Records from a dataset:
▼

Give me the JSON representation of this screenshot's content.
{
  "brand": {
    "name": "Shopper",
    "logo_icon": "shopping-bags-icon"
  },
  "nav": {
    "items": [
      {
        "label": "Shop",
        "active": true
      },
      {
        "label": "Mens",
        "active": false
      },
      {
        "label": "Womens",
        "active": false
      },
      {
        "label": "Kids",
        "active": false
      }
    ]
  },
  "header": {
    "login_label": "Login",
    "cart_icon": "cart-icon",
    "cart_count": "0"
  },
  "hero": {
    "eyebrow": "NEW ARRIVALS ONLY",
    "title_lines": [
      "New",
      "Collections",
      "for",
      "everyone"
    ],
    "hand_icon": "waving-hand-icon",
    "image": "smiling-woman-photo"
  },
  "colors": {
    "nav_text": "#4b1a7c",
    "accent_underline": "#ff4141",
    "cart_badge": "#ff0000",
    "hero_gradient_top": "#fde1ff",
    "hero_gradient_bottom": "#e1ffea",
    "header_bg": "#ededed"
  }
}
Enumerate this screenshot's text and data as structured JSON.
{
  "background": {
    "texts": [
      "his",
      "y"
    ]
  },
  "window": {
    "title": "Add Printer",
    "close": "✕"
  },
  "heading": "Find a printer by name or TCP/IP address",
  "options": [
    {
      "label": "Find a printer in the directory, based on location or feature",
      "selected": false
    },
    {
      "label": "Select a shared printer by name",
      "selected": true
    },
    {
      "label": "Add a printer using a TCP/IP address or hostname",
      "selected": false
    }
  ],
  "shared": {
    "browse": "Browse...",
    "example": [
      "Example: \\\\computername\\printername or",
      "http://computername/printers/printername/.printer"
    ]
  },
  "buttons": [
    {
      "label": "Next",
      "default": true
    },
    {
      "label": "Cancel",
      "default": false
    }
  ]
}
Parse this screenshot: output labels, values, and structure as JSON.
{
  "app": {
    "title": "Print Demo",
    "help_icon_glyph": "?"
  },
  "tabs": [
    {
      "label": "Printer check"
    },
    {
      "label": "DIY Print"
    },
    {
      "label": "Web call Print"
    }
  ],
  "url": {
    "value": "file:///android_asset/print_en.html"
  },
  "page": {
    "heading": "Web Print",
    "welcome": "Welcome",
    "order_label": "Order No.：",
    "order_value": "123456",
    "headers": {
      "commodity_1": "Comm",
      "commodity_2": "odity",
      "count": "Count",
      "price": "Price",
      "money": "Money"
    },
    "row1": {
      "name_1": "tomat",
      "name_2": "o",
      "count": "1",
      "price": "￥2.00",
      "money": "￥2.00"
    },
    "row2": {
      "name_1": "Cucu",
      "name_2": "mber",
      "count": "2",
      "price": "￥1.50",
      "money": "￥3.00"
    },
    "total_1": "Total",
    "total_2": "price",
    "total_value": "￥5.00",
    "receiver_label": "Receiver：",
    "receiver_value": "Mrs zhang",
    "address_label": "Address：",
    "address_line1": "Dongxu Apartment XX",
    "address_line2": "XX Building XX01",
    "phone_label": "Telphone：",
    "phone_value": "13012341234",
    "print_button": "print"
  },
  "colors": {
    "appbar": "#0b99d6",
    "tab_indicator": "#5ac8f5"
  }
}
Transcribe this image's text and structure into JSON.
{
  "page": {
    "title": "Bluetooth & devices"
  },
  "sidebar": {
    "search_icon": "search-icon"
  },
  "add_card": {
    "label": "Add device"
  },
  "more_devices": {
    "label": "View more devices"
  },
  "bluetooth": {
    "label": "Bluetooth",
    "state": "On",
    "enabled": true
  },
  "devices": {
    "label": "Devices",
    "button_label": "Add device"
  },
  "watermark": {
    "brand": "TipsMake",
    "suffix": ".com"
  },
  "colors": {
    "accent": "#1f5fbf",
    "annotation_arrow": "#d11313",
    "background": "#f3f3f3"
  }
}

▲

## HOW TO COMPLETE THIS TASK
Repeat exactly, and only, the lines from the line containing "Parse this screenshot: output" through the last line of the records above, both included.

## SOLUTION TO THIS PROBLEM
Parse this screenshot: output labels, values, and structure as JSON.
{
  "app": {
    "title": "Print Demo",
    "help_icon_glyph": "?"
  },
  "tabs": [
    {
      "label": "Printer check"
    },
    {
      "label": "DIY Print"
    },
    {
      "label": "Web call Print"
    }
  ],
  "url": {
    "value": "file:///android_asset/print_en.html"
  },
  "page": {
    "heading": "Web Print",
    "welcome": "Welcome",
    "order_label": "Order No.：",
    "order_value": "123456",
    "headers": {
      "commodity_1": "Comm",
      "commodity_2": "odity",
      "count": "Count",
      "price": "Price",
      "money": "Money"
    },
    "row1": {
      "name_1": "tomat",
      "name_2": "o",
      "count": "1",
      "price": "￥2.00",
      "money": "￥2.00"
    },
    "row2": {
      "name_1": "Cucu",
      "name_2": "mber",
      "count": "2",
      "price": "￥1.50",
      "money": "￥3.00"
    },
    "total_1": "Total",
    "total_2": "price",
    "total_value": "￥5.00",
    "receiver_label": "Receiver：",
    "receiver_value": "Mrs zhang",
    "address_label": "Address：",
    "address_line1": "Dongxu Apartment XX",
    "address_line2": "XX Building XX01",
    "phone_label": "Telphone：",
    "phone_value": "13012341234",
    "print_button": "print"
  },
  "colors": {
    "appbar": "#0b99d6",
    "tab_indicator": "#5ac8f5"
  }
}
Transcribe this image's text and structure into JSON.
{
  "page": {
    "title": "Bluetooth & devices"
  },
  "sidebar": {
    "search_icon": "search-icon"
  },
  "add_card": {
    "label": "Add device"
  },
  "more_devices": {
    "label": "View more devices"
  },
  "bluetooth": {
    "label": "Bluetooth",
    "state": "On",
    "enabled": true
  },
  "devices": {
    "label": "Devices",
    "button_label": "Add device"
  },
  "watermark": {
    "brand": "TipsMake",
    "suffix": ".com"
  },
  "colors": {
    "accent": "#1f5fbf",
    "annotation_arrow": "#d11313",
    "background": "#f3f3f3"
  }
}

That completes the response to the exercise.